▶ REQUIRED ACTION: Count each line below that has the word "hours" in it, and give only the total.

▶ INFORMATION GIVEN:
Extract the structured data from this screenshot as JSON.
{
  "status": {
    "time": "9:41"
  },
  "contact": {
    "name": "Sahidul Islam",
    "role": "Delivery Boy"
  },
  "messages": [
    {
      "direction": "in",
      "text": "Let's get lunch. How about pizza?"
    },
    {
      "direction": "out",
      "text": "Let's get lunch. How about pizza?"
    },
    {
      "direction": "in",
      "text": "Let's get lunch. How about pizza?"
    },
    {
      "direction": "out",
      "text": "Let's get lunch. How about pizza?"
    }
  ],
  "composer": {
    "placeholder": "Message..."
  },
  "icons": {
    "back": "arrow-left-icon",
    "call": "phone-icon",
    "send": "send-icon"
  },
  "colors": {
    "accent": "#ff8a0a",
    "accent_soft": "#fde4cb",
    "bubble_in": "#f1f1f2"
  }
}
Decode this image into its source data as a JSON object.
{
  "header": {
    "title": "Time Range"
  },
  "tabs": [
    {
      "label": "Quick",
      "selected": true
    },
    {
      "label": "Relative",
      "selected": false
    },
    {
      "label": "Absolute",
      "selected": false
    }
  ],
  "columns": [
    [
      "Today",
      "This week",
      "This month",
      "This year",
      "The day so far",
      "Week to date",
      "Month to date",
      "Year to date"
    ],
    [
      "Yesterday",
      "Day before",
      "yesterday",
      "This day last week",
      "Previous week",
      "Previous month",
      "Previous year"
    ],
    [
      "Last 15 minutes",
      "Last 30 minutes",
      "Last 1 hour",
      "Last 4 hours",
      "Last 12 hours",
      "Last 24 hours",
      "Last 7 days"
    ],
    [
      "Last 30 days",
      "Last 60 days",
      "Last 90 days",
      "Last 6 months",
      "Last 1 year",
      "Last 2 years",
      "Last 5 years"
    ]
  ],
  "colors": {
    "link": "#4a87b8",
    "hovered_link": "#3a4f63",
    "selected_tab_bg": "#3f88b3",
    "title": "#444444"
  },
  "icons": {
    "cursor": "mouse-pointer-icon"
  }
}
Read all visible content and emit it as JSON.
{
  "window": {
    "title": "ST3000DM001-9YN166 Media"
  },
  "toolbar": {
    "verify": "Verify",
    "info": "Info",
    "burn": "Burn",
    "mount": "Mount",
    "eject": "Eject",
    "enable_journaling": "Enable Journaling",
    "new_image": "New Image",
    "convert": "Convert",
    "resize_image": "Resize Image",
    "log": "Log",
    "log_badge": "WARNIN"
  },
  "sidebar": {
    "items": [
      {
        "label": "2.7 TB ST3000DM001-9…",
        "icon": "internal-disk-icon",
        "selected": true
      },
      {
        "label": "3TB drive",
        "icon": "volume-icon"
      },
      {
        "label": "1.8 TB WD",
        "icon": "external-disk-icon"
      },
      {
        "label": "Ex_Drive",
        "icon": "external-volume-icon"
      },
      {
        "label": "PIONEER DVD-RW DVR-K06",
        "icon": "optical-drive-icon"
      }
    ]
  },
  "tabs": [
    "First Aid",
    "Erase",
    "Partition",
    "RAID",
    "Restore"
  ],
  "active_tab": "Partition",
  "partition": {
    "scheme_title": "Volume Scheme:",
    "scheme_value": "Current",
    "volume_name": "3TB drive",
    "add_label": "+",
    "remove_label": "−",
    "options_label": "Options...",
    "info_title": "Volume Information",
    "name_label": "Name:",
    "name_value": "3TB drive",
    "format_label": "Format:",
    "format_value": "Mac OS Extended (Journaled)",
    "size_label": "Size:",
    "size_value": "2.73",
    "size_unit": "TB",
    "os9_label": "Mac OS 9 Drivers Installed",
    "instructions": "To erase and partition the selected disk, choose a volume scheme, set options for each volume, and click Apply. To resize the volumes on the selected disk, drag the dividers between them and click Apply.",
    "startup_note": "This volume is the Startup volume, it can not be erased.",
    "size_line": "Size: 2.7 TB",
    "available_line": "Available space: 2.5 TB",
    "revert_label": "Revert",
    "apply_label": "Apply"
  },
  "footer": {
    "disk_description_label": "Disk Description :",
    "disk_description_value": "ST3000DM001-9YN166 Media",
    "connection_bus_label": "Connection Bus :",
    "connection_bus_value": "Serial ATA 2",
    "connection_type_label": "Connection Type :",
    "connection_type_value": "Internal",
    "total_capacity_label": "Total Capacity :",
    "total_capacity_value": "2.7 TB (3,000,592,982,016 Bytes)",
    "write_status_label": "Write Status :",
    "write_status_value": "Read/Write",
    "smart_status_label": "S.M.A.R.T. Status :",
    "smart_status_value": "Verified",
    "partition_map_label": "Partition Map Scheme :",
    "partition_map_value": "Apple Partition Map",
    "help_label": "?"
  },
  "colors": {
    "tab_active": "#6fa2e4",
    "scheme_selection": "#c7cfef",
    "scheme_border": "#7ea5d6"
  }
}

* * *

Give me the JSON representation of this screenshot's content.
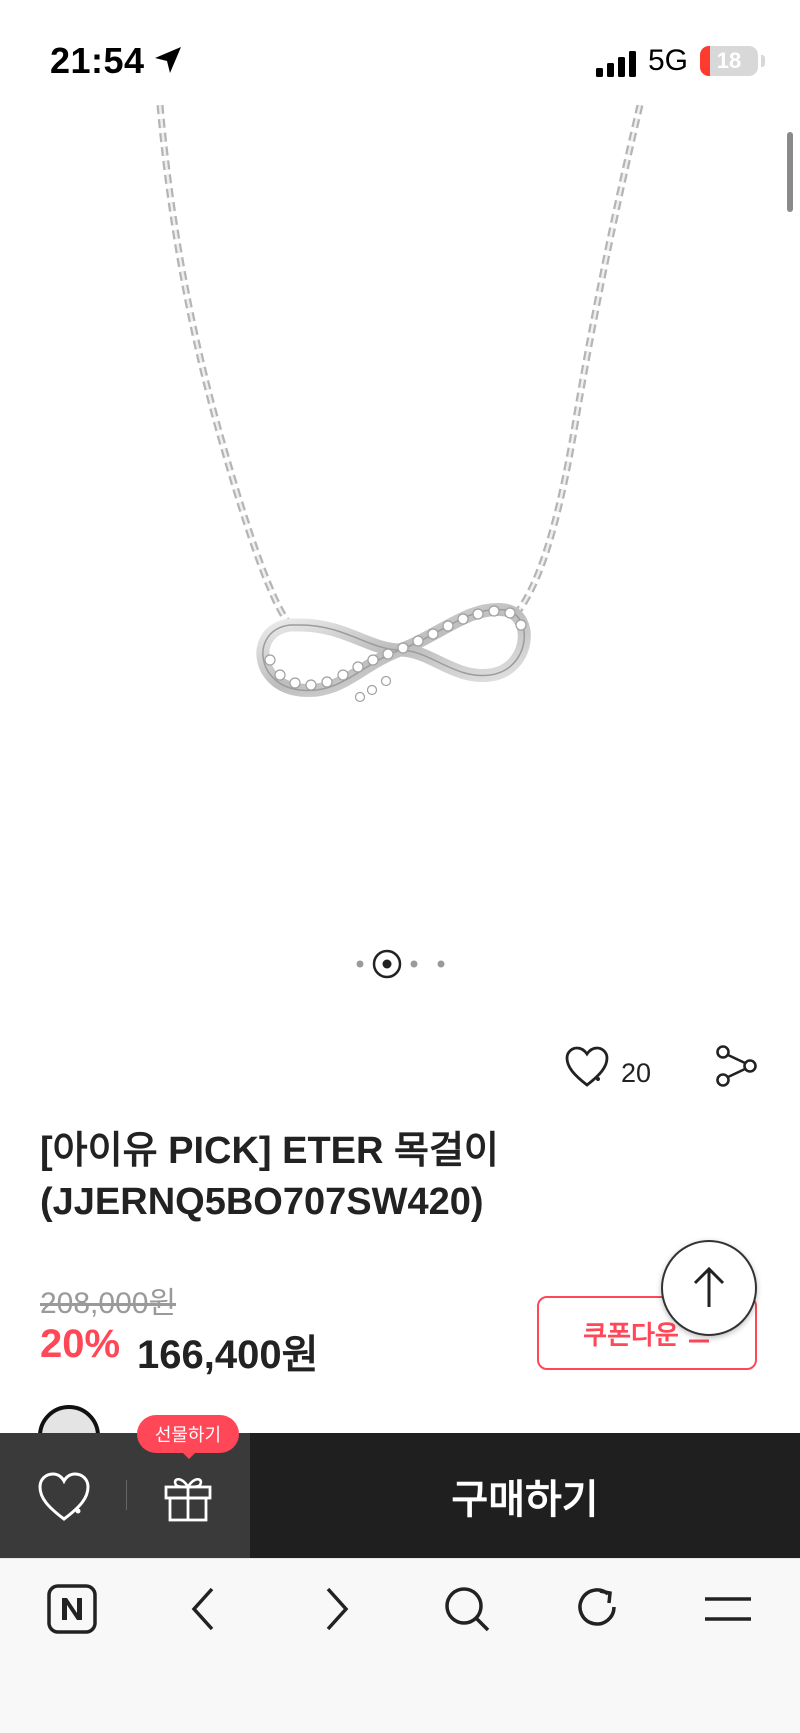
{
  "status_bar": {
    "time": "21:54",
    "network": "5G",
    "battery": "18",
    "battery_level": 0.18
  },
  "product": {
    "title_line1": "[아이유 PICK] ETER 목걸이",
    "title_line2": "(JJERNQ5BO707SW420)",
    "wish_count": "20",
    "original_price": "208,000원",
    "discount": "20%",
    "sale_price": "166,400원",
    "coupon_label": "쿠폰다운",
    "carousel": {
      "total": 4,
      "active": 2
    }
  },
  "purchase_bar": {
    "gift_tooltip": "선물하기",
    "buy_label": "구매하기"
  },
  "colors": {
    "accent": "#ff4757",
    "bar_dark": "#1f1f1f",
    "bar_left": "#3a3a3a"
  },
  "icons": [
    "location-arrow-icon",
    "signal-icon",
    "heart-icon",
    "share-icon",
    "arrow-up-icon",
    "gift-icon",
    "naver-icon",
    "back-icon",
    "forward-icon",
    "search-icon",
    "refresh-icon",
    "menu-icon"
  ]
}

▶ RESULT BELOW: 3